Farmakovsky's new CD, “The Way Home” amazes with fresh compositional ideas and Ivan’s talent to turn the most unexpected songs into jazz standards. It also features two compositions by Dmitry Mospan, “Denis' Birthday” and “The Way Home”, which gave the name to the whole album. “There’s definitely a special meaning behind the title,” - explains Ivan Farmakovsky. “The Way Home” is the way to Russian music traditions. There are songs on the album, such as my “Old Tale” or Dmitry's “The Way Home”, which contain this Russian intonation”.
Ivan develops Herbie Hancock’s idea of “new standards” and explores jazz arrangements of non-jazz songs turning his attention to Russian folk songs and music from Soviet movies. “On my previous album, “Next To The Shadow”, I had a song entitled “Russian Standard”. Why not to make new Russian jazz standards out of our traditional songs?”, Ivan says. Farmakovsky reveals the beauty and diversity of Russian music while filling it with surprising shades and linges. Hereby, a stylized folk song “Polyushko-Pole” is arranged in a tense, solid, Coltrane’s manner, and a famous child song “Orange Song” is turned into samba with a fair sense of humour. The only piece on the album which is written not by a Russian composer is Michel Petrucciani’s lyrical ballad “Morning Blues”, nevertheless it organically fit into the spirit of the album!
“Album “The Way Home” is a new fantastic work by Ivan Farmakovsky and his quartet. Ivan is one of the best pianists on contemporary jazz scene, who feels jazz exquisitely and plays it with extraordinary drive and swing. Bassist Anton Revnyuk listens and reacts keenly, he ties the band together. Also I am glad that the soloist is Dmitry Mospan, one of my favorite tenor saxophone players. Much goes to the American drummer Donald Edwards who adds the variety of colors and rhythms into the music. Brilliant work!” says Igor Butman, founder of Butman Music and one of the most famous Russian tenor saxophonists
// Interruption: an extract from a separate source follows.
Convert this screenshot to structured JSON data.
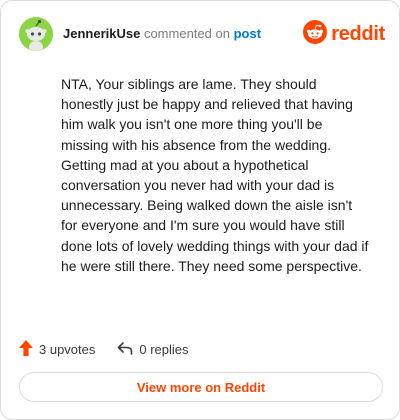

Ivan Farmakovsky (piano)
Dmitry Mospan (tenor-saxophone)
Anton Revnyuk (double bass)
Donald Edwards (drums)